% Test 10
% Pade approximation for q_val=4
% Matrix Case
% Article example
8. C Code file MatrixFunctions.c/h
The file is supported the matrix with the 2×2 size.
Functions:
/*
Matrix Inverse
Input
float* matrix_in – pointer on the input float matrix_in[4] with the 2×2 size
float* matrix_out – pointer on the output float matrix_out[4] with the 2×2 size
Note: A11 = matrix[0], A12 = matrix[1], A21 = matrix[2], A22 = matrix[3]
Return void
matrix_out – inverse of the matrix_in: matrix_out = (matrix_in)^1
Note: if the matrix_in is not invertible (determinant=0)
then the zero matrix_out: [0.0 0.0; 0.0 0.0] will be returned
*/
void MatrixInverseFunc(float* matrix_in, float* matrix_out);
/*
Matrix Add
Input
float* matrix_in1 – pointer on the input float matrix_in1[4] with the 2×2 size
float* matrix_in2 – pointer on the input float matrix_in2[4] with the 2×2 size
float* matrix_out – pointer on the output float matrix_out[4] with the 2×2 size
Note: A11 = matrix[0], A12 = matrix[1], A21 = matrix[2], A22 = matrix[3]
Return void
matrix_out = matrix_in1 + matrix_in2
*/
void MatrixAddFunc(float* matrix_in1, float* matrix_in2, float* matrix_out);
/*
Matrix Subtraction
Input
float* matrix_in1 – pointer on the input float matrix_in1[4] with the 2×2 size
float* matrix_in2 – pointer on the input float matrix_in2[4] with the 2×2 size
float* matrix_out – pointer on the output float matrix_out[4] with the 2×2 size
Note: A11 = matrix[0], A12 = matrix[1], A21 = matrix[2], A22 = matrix[3]
Return void
matrix_out = matrix_in1 – matrix_in2
*/
void MatrixSubFunc(float* matrix_in1, float* matrix_in2, float* matrix_out);
/*
Matrix Multiply
Input
float* matrix_in1 – pointer on the input float matrix_in1[4] with the 2×2 size
float* matrix_in2 – pointer on the input float matrix_in2[4] with the 2×2 size
float* matrix_out – pointer on the output float matrix_out[4] with the 2×2 size
Note: A11 = matrix[0], A12 = matrix[1], A21 = matrix[2], A22 = matrix[3]
Return void
matrix_out = matrix_in1 x matrix_in2
*/
void MatrixMultiplyFunc(float* matrix_in1, float* matrix_in2, float* matrix_out);
/*
Number and Matrix Multiply
Input
float number – number
float* matrix_in – pointer on the input float matrix_in[4] with the 2×2 size
float* matrix_out – pointer on the output float matrix_out[4] with the 2×2 size
Note: A11 = matrix[0], A12 = matrix[1], A21 = matrix[2], A22 = matrix[3]

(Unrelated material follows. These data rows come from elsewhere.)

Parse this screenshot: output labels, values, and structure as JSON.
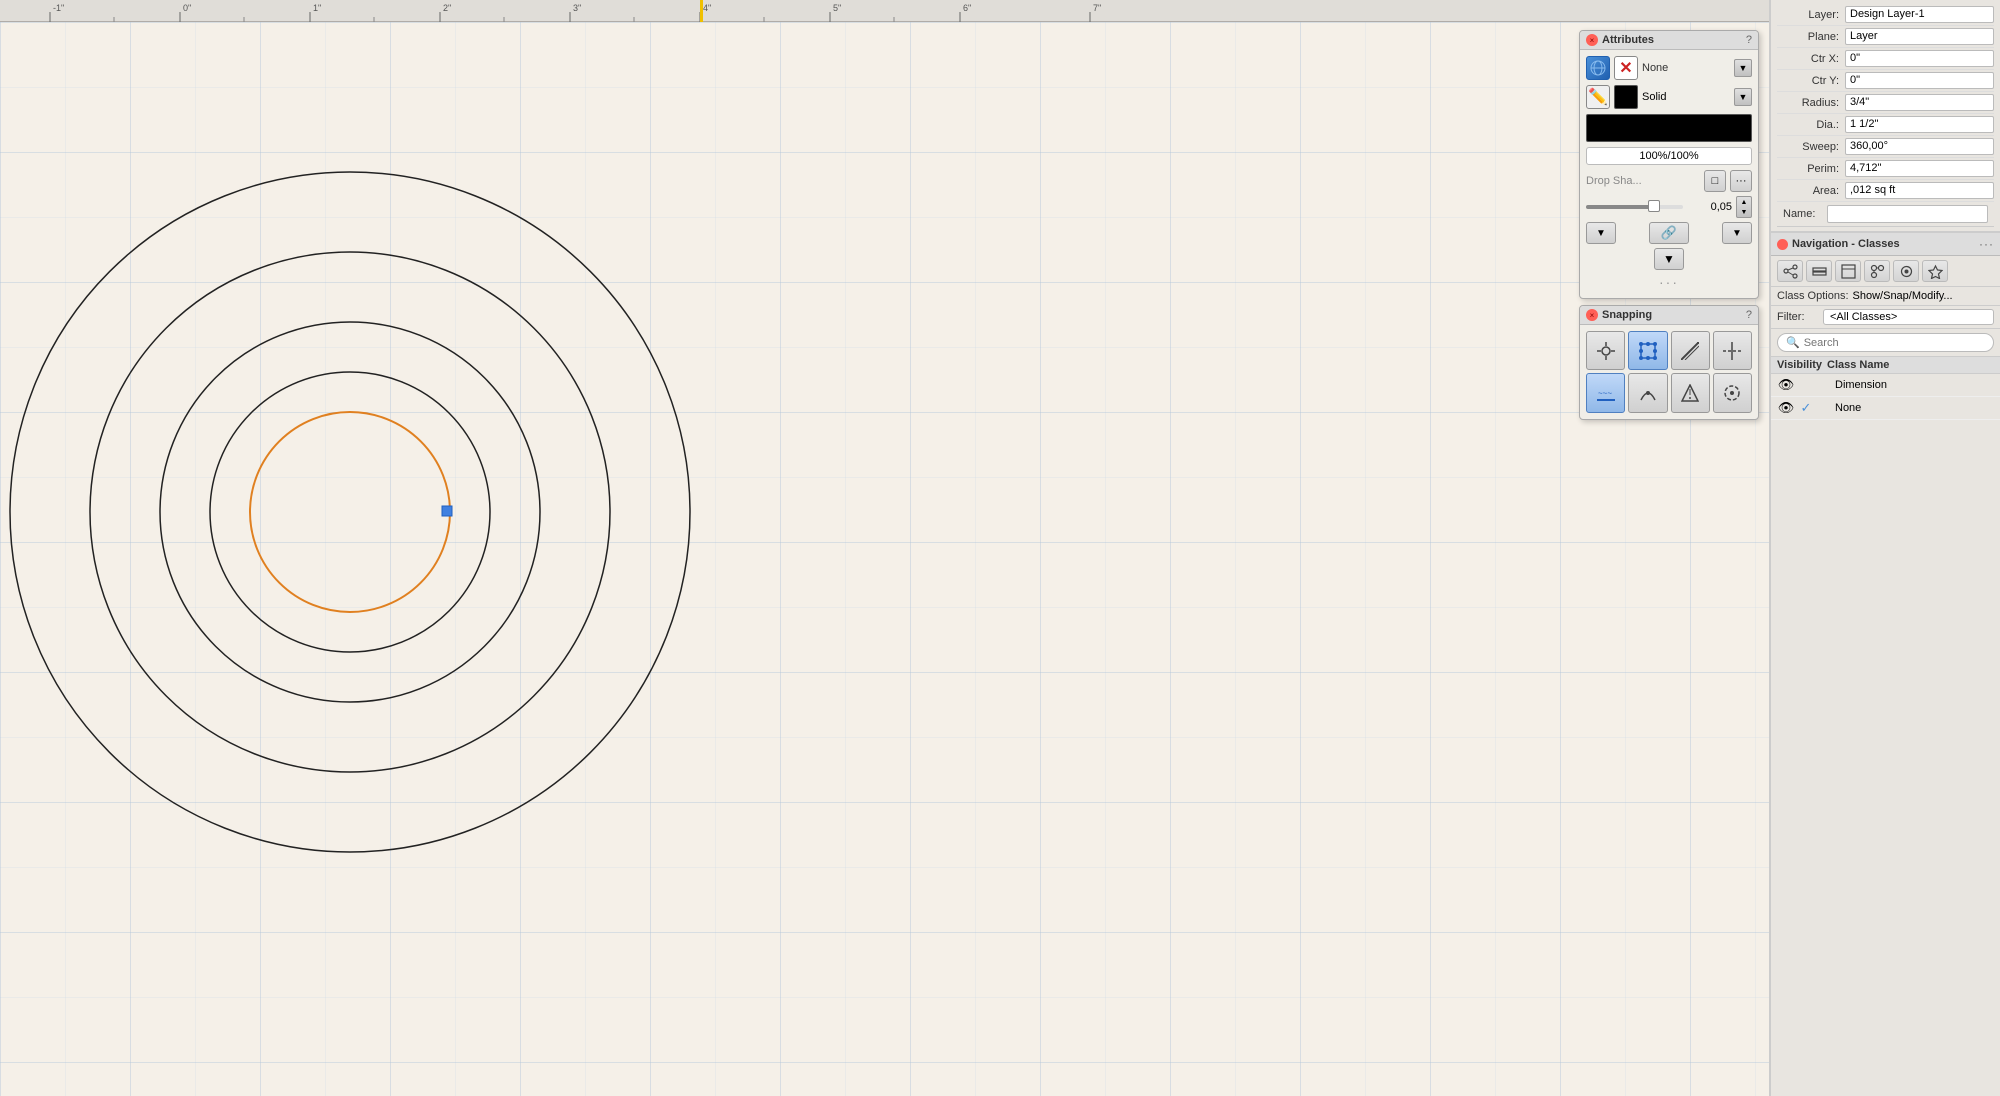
{
  "ruler": {
    "marks": [
      "-1\"",
      "0\"",
      "1\"",
      "2\"",
      "3\"",
      "4\"",
      "5\"",
      "6\"",
      "7\""
    ]
  },
  "attributes_panel": {
    "title": "Attributes",
    "fill_label": "None",
    "stroke_type": "Solid",
    "opacity": "100%/100%",
    "drop_shadow_label": "Drop Sha...",
    "slider_value": "0,05"
  },
  "snapping_panel": {
    "title": "Snapping"
  },
  "right_props": {
    "layer_label": "Layer:",
    "layer_value": "Design Layer-1",
    "plane_label": "Plane:",
    "plane_value": "Layer",
    "ctr_x_label": "Ctr X:",
    "ctr_x_value": "0\"",
    "ctr_y_label": "Ctr Y:",
    "ctr_y_value": "0\"",
    "radius_label": "Radius:",
    "radius_value": "3/4\"",
    "dia_label": "Dia.:",
    "dia_value": "1 1/2\"",
    "sweep_label": "Sweep:",
    "sweep_value": "360,00°",
    "perim_label": "Perim:",
    "perim_value": "4,712\"",
    "area_label": "Area:",
    "area_value": ",012 sq ft",
    "name_label": "Name:",
    "name_value": ""
  },
  "nav_classes": {
    "title": "Navigation - Classes",
    "class_options_label": "Class Options:",
    "class_options_value": "Show/Snap/Modify...",
    "filter_label": "Filter:",
    "filter_value": "<All Classes>",
    "search_placeholder": "Search",
    "col_visibility": "Visibility",
    "col_class_name": "Class Name",
    "classes": [
      {
        "name": "Dimension",
        "visible": true,
        "editable": false
      },
      {
        "name": "None",
        "visible": true,
        "editable": true
      }
    ]
  }
}
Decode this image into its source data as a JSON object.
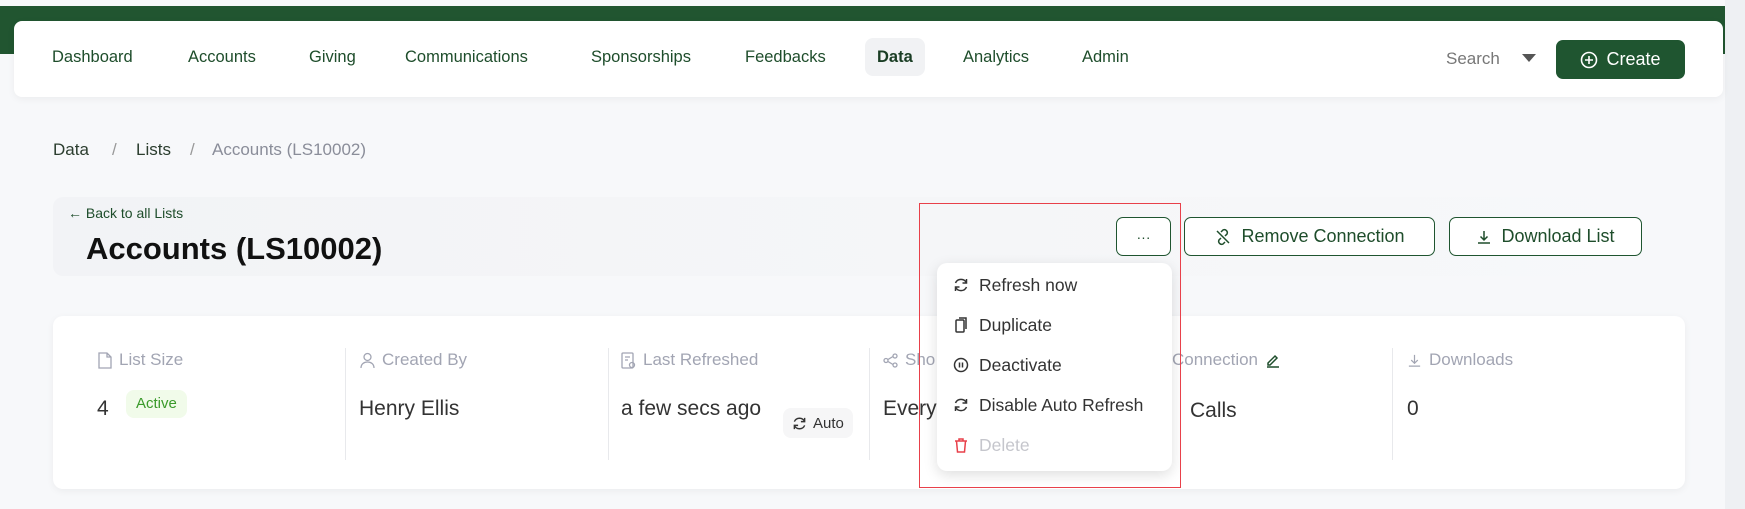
{
  "nav": {
    "items": [
      "Dashboard",
      "Accounts",
      "Giving",
      "Communications",
      "Sponsorships",
      "Feedbacks",
      "Data",
      "Analytics",
      "Admin"
    ],
    "active": "Data",
    "search_label": "Search",
    "create_label": "Create"
  },
  "breadcrumb": [
    "Data",
    "Lists",
    "Accounts (LS10002)"
  ],
  "header": {
    "back_label": "Back to all Lists",
    "title": "Accounts (LS10002)",
    "more_label": "···",
    "remove_connection_label": "Remove Connection",
    "download_list_label": "Download List"
  },
  "stats": {
    "list_size": {
      "label": "List Size",
      "value": "4",
      "status": "Active"
    },
    "created_by": {
      "label": "Created By",
      "value": "Henry Ellis"
    },
    "last_refreshed": {
      "label": "Last Refreshed",
      "value": "a few secs ago",
      "auto_label": "Auto"
    },
    "col4": {
      "label": "Sho",
      "value": "Every"
    },
    "connection": {
      "label": "Connection",
      "value": "Calls"
    },
    "downloads": {
      "label": "Downloads",
      "value": "0"
    }
  },
  "menu": {
    "items": [
      {
        "label": "Refresh now",
        "icon": "refresh-icon"
      },
      {
        "label": "Duplicate",
        "icon": "copy-icon"
      },
      {
        "label": "Deactivate",
        "icon": "pause-icon"
      },
      {
        "label": "Disable Auto Refresh",
        "icon": "refresh-icon"
      },
      {
        "label": "Delete",
        "icon": "trash-icon",
        "disabled": true
      }
    ]
  },
  "colors": {
    "brand": "#1f5530",
    "danger": "#e8404a",
    "active_badge": "#3a9a2a"
  }
}
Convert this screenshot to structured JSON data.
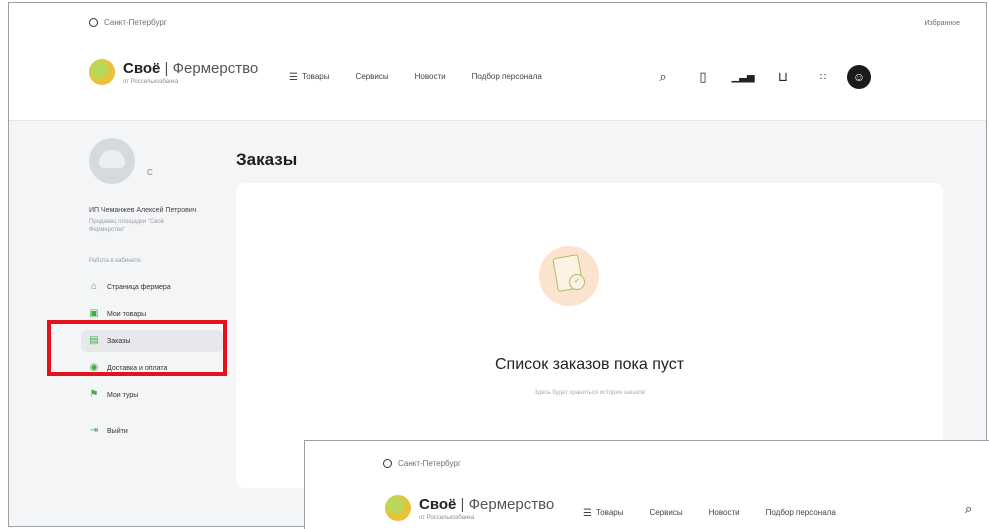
{
  "header": {
    "city": "Санкт-Петербург",
    "favorites": "Избранное",
    "brand_name": "Своё",
    "brand_suffix": "Фермерство",
    "brand_sub": "от Россельхозбанка",
    "nav": [
      "Товары",
      "Сервисы",
      "Новости",
      "Подбор персонала"
    ],
    "icons": [
      "search-icon",
      "bookmark-icon",
      "chart-icon",
      "basket-icon",
      "grid-icon",
      "user-icon"
    ]
  },
  "sidebar": {
    "user_name": "ИП Чеманжев Алексей Петрович",
    "user_role": "Продавец площадки \"Своё Фермерство\"",
    "edit_label": "С",
    "section_title": "Работа в кабинете",
    "items": [
      {
        "label": "Страница фермера",
        "icon": "home-icon"
      },
      {
        "label": "Мои товары",
        "icon": "box-icon"
      },
      {
        "label": "Заказы",
        "icon": "orders-icon",
        "active": true
      },
      {
        "label": "Доставка и оплата",
        "icon": "delivery-icon"
      },
      {
        "label": "Мои туры",
        "icon": "tour-icon"
      }
    ],
    "logout": "Выйти"
  },
  "main": {
    "title": "Заказы",
    "empty_title": "Список заказов пока пуст",
    "empty_sub": "Здесь будет храниться история заказов"
  },
  "overlay": {
    "city": "Санкт-Петербург",
    "brand_name": "Своё",
    "brand_suffix": "Фермерство",
    "brand_sub": "от Россельхозбанка",
    "nav": [
      "Товары",
      "Сервисы",
      "Новости",
      "Подбор персонала"
    ]
  },
  "colors": {
    "accent": "#3fae3f",
    "highlight": "#e0141a",
    "background": "#f4f5f7"
  }
}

Return void
matrix_out = number x matrix_in2
*/
void NumberAndMatrixMultiplyFunc(float number, float* matrix_in, float* matrix_out);
/*
Matrix Norm I
Input
float* matrix_in – pointer on the input float matrix_in[4] with the 2×2 size
Note: A11 = matrix[0], A12 = matrix[1], A21 = matrix[2], A22 = matrix[3]
Return float – Matrix Norm I = max(ABS(A11)+ABS(A21), ABS(A12)+ABS(A22))
*/
float MatrixNormI_Func(float* matrix_in);
/*
Matrix Exponential Function
Input
float* matrix_in – pointer on the input float matrix_in1[4] with the 2×2 size
float* matrix_out – pointer on the output float matrix_out[4] with the 2×2 size
Note: A11 = matrix[0], A12 = matrix[1], A21 = matrix[2], A22 = matrix[3]
Return void
matrix_out = exp(matrix_in)
*/
void MatrixExpFunc(float* matrix_in, float* matrix_out);